▶ **INPUT DATA**

+++++

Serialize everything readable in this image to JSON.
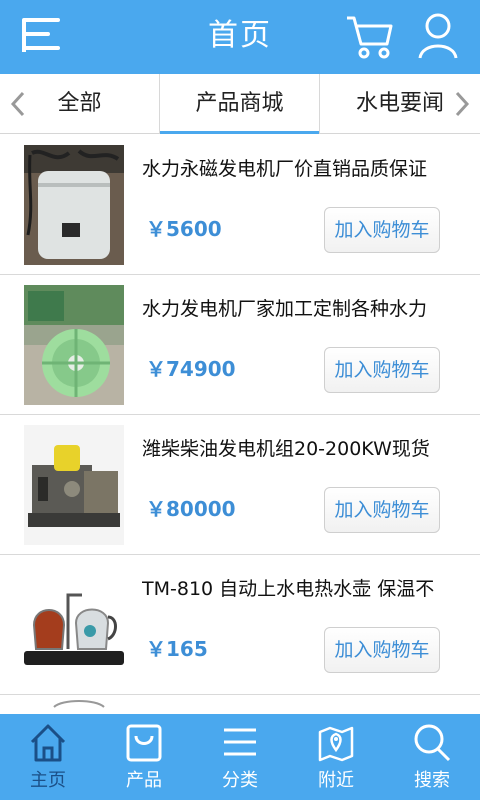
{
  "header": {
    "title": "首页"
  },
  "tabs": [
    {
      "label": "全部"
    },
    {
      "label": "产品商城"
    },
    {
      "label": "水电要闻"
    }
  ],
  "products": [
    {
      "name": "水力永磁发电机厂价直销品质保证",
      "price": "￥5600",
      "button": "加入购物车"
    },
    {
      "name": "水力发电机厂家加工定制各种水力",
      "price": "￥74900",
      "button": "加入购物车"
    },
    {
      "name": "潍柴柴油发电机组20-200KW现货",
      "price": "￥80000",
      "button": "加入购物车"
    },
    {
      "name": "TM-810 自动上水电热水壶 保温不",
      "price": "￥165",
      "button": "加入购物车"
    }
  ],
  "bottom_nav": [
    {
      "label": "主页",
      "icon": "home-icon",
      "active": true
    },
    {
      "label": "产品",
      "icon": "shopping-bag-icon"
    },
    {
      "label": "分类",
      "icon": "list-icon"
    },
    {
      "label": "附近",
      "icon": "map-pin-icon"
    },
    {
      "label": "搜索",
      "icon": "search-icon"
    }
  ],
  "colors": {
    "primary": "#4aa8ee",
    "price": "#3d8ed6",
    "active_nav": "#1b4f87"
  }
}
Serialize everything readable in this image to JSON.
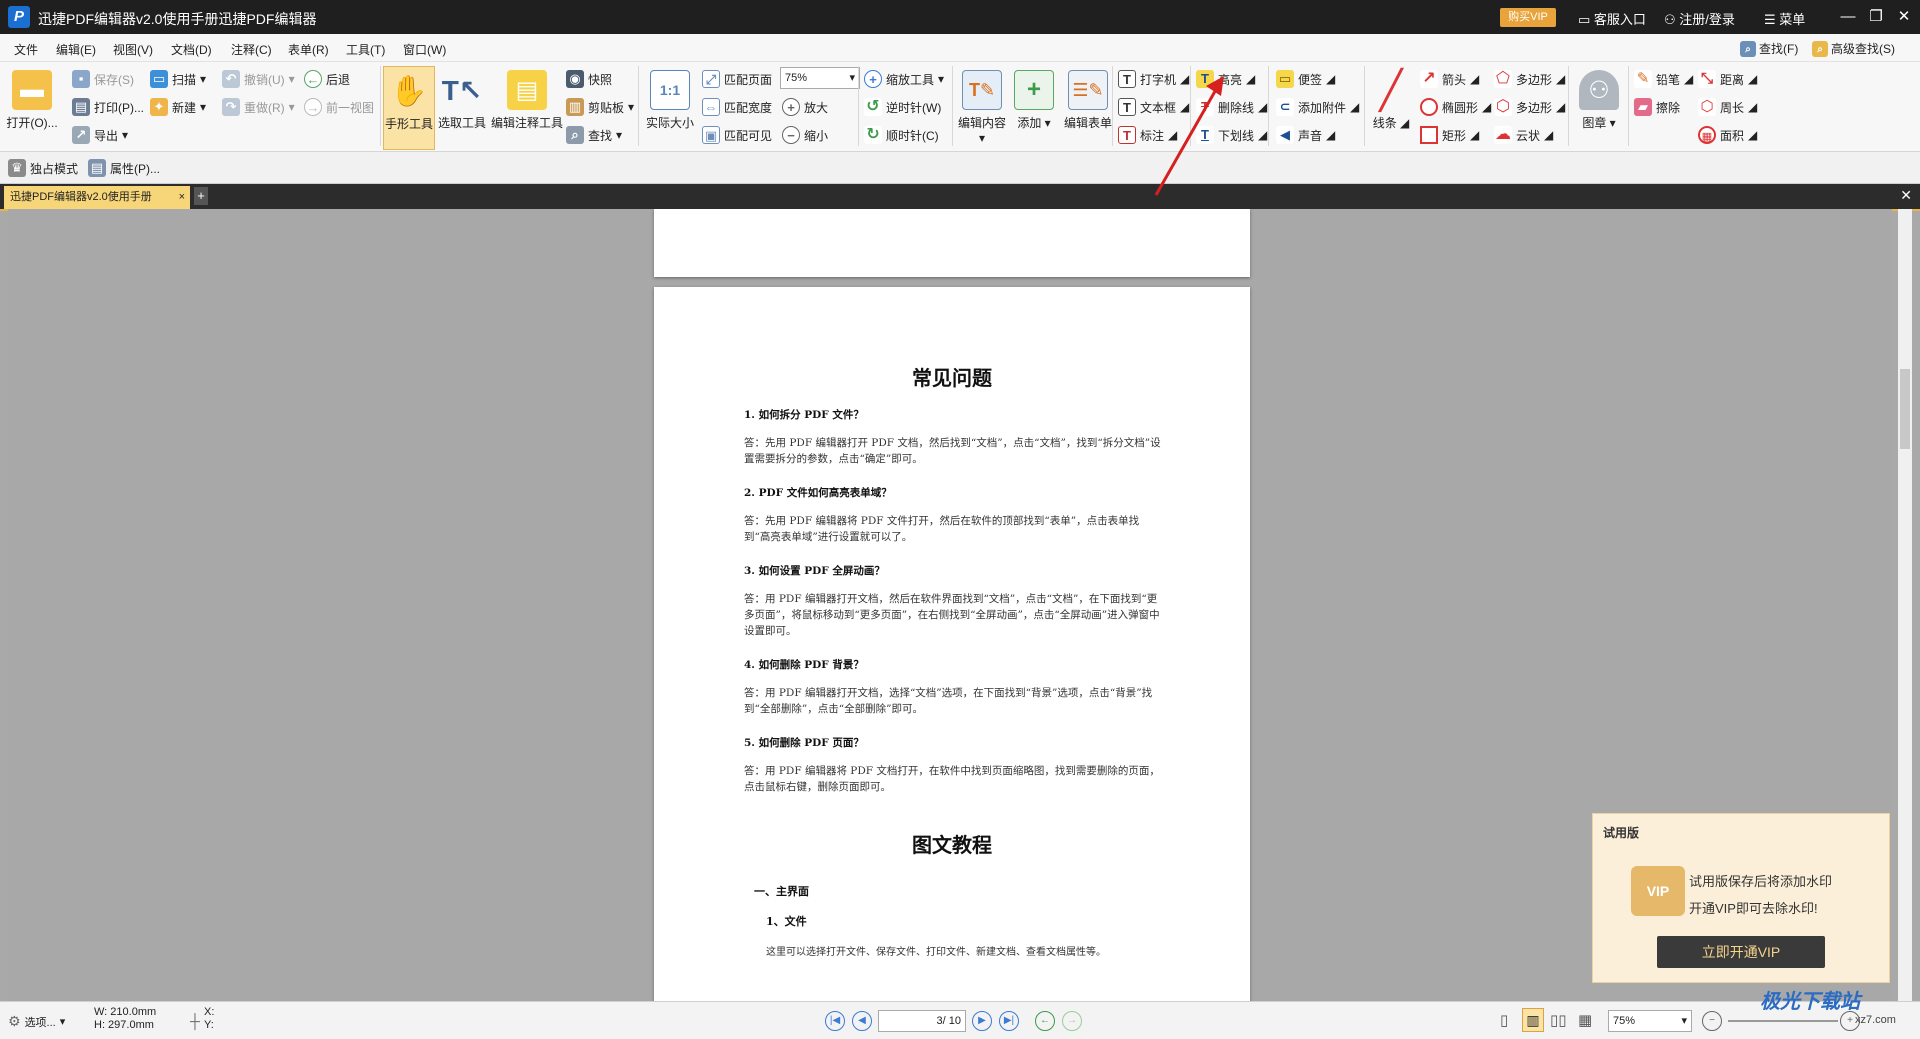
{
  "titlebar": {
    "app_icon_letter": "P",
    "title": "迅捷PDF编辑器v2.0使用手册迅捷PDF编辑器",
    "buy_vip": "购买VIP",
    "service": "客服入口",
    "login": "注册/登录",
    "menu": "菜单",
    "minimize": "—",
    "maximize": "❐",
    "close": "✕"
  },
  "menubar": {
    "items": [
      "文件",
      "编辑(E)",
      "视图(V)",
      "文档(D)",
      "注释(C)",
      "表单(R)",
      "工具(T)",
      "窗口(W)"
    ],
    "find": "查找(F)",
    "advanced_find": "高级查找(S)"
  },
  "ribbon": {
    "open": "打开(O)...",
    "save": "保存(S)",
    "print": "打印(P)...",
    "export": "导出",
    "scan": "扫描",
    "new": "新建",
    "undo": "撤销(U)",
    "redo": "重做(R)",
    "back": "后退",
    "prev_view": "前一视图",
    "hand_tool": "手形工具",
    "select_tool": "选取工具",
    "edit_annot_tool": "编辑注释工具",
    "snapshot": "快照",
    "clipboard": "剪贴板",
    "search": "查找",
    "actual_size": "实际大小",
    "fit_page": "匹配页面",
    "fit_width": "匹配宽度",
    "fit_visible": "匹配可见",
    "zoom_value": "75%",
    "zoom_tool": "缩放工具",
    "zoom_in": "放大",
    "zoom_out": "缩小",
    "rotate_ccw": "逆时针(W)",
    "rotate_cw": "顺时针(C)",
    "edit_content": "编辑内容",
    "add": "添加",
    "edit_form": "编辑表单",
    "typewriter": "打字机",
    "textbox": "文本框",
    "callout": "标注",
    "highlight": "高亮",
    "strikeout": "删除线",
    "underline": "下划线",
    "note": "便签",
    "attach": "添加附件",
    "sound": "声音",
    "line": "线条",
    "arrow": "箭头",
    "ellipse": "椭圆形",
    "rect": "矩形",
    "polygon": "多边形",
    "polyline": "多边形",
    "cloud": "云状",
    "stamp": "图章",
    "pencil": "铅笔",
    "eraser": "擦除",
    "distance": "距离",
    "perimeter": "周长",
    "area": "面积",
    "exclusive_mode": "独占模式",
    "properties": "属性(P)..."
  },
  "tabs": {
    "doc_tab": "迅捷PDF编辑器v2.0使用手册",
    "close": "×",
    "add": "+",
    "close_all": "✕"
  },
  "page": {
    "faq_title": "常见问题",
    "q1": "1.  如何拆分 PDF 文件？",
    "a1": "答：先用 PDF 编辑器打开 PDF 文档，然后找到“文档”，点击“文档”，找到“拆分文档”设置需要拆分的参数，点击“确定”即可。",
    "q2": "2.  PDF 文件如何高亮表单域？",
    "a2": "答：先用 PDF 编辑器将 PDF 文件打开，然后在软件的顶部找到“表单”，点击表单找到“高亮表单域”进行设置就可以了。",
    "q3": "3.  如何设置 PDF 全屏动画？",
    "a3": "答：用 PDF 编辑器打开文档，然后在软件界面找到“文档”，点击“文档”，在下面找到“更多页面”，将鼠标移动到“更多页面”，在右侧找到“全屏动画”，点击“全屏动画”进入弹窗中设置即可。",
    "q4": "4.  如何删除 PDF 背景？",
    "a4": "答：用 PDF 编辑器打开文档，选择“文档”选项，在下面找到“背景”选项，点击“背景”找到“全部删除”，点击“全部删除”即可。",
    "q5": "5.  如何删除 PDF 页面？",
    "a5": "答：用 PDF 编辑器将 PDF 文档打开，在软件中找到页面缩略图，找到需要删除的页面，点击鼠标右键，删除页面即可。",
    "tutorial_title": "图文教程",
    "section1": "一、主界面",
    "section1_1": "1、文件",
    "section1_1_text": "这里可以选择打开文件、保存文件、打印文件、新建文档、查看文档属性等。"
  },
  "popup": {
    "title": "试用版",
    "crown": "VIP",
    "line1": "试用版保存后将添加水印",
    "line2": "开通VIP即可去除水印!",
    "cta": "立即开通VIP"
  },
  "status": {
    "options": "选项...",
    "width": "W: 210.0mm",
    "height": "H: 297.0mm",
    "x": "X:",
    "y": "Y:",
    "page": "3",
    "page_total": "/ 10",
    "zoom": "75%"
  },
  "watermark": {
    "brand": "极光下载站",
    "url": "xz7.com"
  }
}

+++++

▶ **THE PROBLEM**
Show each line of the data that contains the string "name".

▶ **THE ANSWER**
      "name": "水力永磁发电机厂价直销品质保证",
      "name": "水力发电机厂家加工定制各种水力",
      "name": "潍柴柴油发电机组20-200KW现货",
      "name": "TM-810 自动上水电热水壶 保温不",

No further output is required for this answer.